(What this task involves) Output each line of the listing that follows, with every character kept as it is.

[Start of section]

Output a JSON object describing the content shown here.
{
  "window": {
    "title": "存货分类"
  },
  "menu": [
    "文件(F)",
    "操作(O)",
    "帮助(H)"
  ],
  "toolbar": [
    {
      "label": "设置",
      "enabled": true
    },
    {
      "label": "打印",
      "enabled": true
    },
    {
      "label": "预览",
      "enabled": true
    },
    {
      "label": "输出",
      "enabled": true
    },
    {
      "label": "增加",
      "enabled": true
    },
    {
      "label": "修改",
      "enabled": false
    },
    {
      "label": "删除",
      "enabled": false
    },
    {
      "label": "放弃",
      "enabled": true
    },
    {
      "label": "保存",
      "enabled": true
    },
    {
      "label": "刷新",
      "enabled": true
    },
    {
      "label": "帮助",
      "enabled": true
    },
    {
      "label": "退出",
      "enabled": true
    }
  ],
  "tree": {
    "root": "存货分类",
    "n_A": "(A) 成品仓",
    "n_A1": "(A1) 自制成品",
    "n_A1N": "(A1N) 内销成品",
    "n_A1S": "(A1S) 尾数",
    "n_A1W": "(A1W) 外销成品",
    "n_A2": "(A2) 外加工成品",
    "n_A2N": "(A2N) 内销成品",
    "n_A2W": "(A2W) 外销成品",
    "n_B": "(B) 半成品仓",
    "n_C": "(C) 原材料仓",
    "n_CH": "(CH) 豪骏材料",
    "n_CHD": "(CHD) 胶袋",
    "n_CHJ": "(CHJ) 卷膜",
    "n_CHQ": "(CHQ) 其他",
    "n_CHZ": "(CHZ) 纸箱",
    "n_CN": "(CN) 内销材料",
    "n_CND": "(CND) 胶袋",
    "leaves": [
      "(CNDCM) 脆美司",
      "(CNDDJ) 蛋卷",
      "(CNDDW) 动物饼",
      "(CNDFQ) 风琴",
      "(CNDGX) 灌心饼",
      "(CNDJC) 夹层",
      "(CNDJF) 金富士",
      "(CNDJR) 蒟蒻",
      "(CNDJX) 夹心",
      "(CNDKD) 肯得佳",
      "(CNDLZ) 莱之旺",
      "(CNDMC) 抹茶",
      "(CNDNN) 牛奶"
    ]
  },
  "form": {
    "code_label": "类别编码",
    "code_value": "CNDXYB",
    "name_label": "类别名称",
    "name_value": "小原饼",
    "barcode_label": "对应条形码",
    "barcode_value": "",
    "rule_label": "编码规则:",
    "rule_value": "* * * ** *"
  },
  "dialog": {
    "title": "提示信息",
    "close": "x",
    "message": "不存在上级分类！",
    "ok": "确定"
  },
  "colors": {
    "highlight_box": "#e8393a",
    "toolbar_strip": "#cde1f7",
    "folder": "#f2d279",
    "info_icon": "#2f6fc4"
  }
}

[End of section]

(Task response)
Output a JSON object describing the content shown here.
{
  "window": {
    "title": "存货分类"
  },
  "menu": [
    "文件(F)",
    "操作(O)",
    "帮助(H)"
  ],
  "toolbar": [
    {
      "label": "设置",
      "enabled": true
    },
    {
      "label": "打印",
      "enabled": true
    },
    {
      "label": "预览",
      "enabled": true
    },
    {
      "label": "输出",
      "enabled": true
    },
    {
      "label": "增加",
      "enabled": true
    },
    {
      "label": "修改",
      "enabled": false
    },
    {
      "label": "删除",
      "enabled": false
    },
    {
      "label": "放弃",
      "enabled": true
    },
    {
      "label": "保存",
      "enabled": true
    },
    {
      "label": "刷新",
      "enabled": true
    },
    {
      "label": "帮助",
      "enabled": true
    },
    {
      "label": "退出",
      "enabled": true
    }
  ],
  "tree": {
    "root": "存货分类",
    "n_A": "(A) 成品仓",
    "n_A1": "(A1) 自制成品",
    "n_A1N": "(A1N) 内销成品",
    "n_A1S": "(A1S) 尾数",
    "n_A1W": "(A1W) 外销成品",
    "n_A2": "(A2) 外加工成品",
    "n_A2N": "(A2N) 内销成品",
    "n_A2W": "(A2W) 外销成品",
    "n_B": "(B) 半成品仓",
    "n_C": "(C) 原材料仓",
    "n_CH": "(CH) 豪骏材料",
    "n_CHD": "(CHD) 胶袋",
    "n_CHJ": "(CHJ) 卷膜",
    "n_CHQ": "(CHQ) 其他",
    "n_CHZ": "(CHZ) 纸箱",
    "n_CN": "(CN) 内销材料",
    "n_CND": "(CND) 胶袋",
    "leaves": [
      "(CNDCM) 脆美司",
      "(CNDDJ) 蛋卷",
      "(CNDDW) 动物饼",
      "(CNDFQ) 风琴",
      "(CNDGX) 灌心饼",
      "(CNDJC) 夹层",
      "(CNDJF) 金富士",
      "(CNDJR) 蒟蒻",
      "(CNDJX) 夹心",
      "(CNDKD) 肯得佳",
      "(CNDLZ) 莱之旺",
      "(CNDMC) 抹茶",
      "(CNDNN) 牛奶"
    ]
  },
  "form": {
    "code_label": "类别编码",
    "code_value": "CNDXYB",
    "name_label": "类别名称",
    "name_value": "小原饼",
    "barcode_label": "对应条形码",
    "barcode_value": "",
    "rule_label": "编码规则:",
    "rule_value": "* * * ** *"
  },
  "dialog": {
    "title": "提示信息",
    "close": "x",
    "message": "不存在上级分类！",
    "ok": "确定"
  },
  "colors": {
    "highlight_box": "#e8393a",
    "toolbar_strip": "#cde1f7",
    "folder": "#f2d279",
    "info_icon": "#2f6fc4"
  }
}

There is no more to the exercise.